This week on whathifi.com we reported on rumours of Apple readying a larger iPad for 2014. Other news filtered through with Sony showcasing some new features for the PS4, and LG speaking on the topic of high-res audio in the smartphone market.
Reviews were jam-packed with new, high-quality products, with the iPad Air taken apart (not literally) in our in-depth review. NAD's D 1050 amp and Panasonic's TX-L24X6B TV were also given the typically thorough What Hi-Fi? Sound and Vision treatment.
And with Christmas approaching, the December issue of What Hi-Fi? Sound and Vision has landed, with the latest news and reviews ready and waiting for you in the latest issue.
It seems the rumour mill hasn't tired of Apple products.
The scuttlebutt this week revolved around reports that Apple was looking to manufacture a 12.9-inch Retina Display to be used with the new tablet called the 'iPad Pro' next year.
Reports suggest that the extra real estate on the screen may mean that we'll be getting 4K-like resolutions…
Apparently, production has already begun (rumours came from a Chinese manufacturing plant) with Apple looking to launch early next year.
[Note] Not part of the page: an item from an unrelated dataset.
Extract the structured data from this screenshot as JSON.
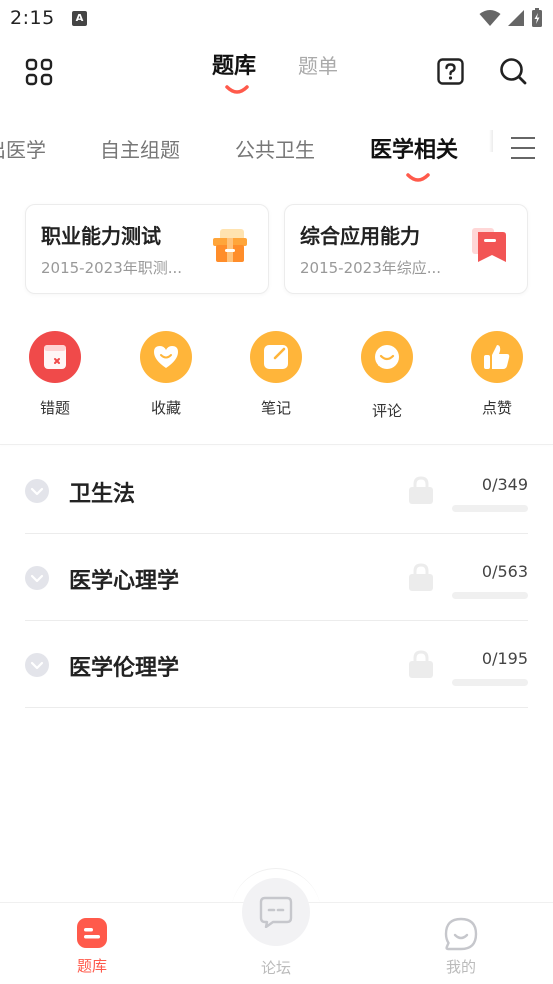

While they are only rumours, the recent trend of reports seems to indicate that Apple is willing to loosen its design aesthetics and meet its competitors head-on.
If true then there could be interesting times ahead.
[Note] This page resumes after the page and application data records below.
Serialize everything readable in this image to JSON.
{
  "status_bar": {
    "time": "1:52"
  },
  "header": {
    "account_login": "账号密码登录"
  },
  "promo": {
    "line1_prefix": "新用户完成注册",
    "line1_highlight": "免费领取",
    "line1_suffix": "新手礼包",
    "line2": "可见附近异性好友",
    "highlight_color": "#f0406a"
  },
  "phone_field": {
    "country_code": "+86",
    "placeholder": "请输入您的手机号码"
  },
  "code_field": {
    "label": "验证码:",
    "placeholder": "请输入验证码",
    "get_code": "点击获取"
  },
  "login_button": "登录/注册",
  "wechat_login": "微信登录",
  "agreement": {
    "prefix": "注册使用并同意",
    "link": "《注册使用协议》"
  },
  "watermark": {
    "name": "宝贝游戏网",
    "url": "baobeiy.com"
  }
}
More after the break
Interesting claims from LG this week as the Korean tech giant said that it's only a "matter of time" before high-res audio comes as standard on smartphones.
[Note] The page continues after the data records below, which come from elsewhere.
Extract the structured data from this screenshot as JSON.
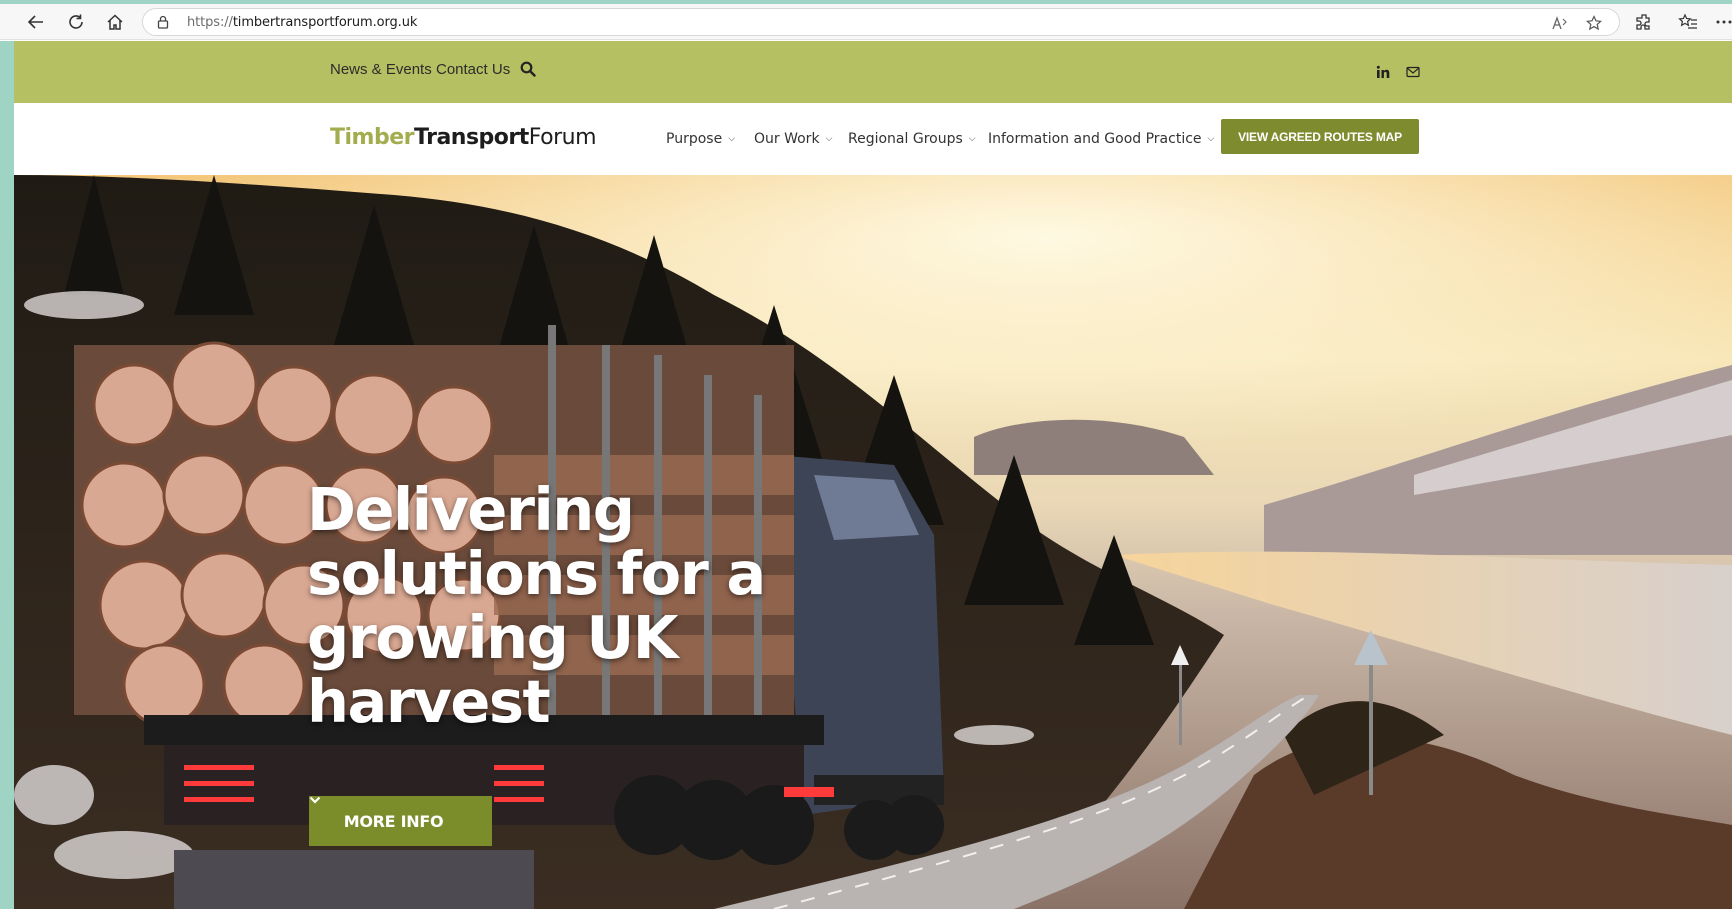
{
  "browser": {
    "url_protocol": "https://",
    "url_host": "timbertransportforum.org.uk",
    "icons": [
      "back-icon",
      "refresh-icon",
      "home-icon",
      "lock-icon",
      "read-aloud-icon",
      "favorite-star-icon",
      "extensions-icon",
      "favorites-list-icon",
      "more-icon"
    ]
  },
  "utility_bar": {
    "links": [
      "News & Events",
      "Contact Us"
    ],
    "icons": [
      "search-icon",
      "linkedin-icon",
      "email-icon"
    ],
    "background": "#b4c061"
  },
  "nav": {
    "logo": {
      "part1": "Timber",
      "part2": "Transport",
      "part3": "Forum"
    },
    "items": [
      "Purpose",
      "Our Work",
      "Regional Groups",
      "Information and Good Practice"
    ],
    "cta_label": "VIEW AGREED ROUTES MAP",
    "accent": "#7e8c2f"
  },
  "hero": {
    "headline_lines": [
      "Delivering",
      "solutions for a",
      "growing UK",
      "harvest"
    ],
    "button_label": "MORE INFO"
  }
}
Speaking exclusively to whathifi.com as part of the release of the LG G2, Taylor Kim, the head of LG's Electronics Mobile Communication R&D team, said: "The availability and choice of hi-fi audio [high-res audio] clips is increasing, with various websites and music services now offering this file format.
"It is therefore only a matter of 'when' not 'if' customers will come to demand this rich user experience (to match the visual quality they have come to expect) as standard."
That may be true considering the recent moves from companies to push high-res fidelity as a feature in the past few months. But, if this does come to pass then please ditch the dinky little headphones that come with every phone.
They will not do.
With only a week to go until the PS4 hits Europe (are you getting one?), Sony has taken the opportunity to show off the brand spanking new interface for its Music and Video Unlimited services.
At a preview event held earlier this week, Sony claimed that the menus are much simpler and easier to navigate. Both services should be much faster to use than before as well.
Key news for gamers is the ability to stream music over the top of a game. The volume can be altered at any point just by pausing the game, so it shouldn't clash with the game's soundtrack.
Video Unlimited will benefit from DASH (Dynamic Adaptive Streaming over HTTP) technology which stabilises movie streams and removes any buffering issues over broadband.
At the moment the feature is exclusive for PS4 in the UK and Australia, but it will be rolled out to other territories as well as Sony's Xperia, Bravia and PS3 products at a later date
Apple continues its trend of refining its own designs with the release of the iPad Air, the lightest and most powerful iPad yet.
So with umpteen iPads in however many years, were we impressed with what the Air had to offer? Considering it was building on top of the foundation that Apple has built over several years we needn't have worried. The Air is another success for a company that's seemingly unstoppable in the tablet market.
Read the full Apple iPad Air review here
This is a product we featured in a November small TV test. The TX-L24X6B didn't win that, but it certainly impressed us with some great contrast and subtle colours.
It's relatively expensive, but for a TV that performs as well as this one does, it's hard to say it's not offering value for money.
Read the full Panasonic TX-L24X6B review
Earlier this year we reviewed the NAD D 3020 and came away hugely impressed by its performance. We even called it a potential game changer. That's the kind of praise that could cast a shadow on the amps that follow it.
It's safe to say that its smaller brother, the NAD D 1050, does not let the side down. If anything it excels in much the same way as the D 3020 does.
Read the full NAD D 1050 review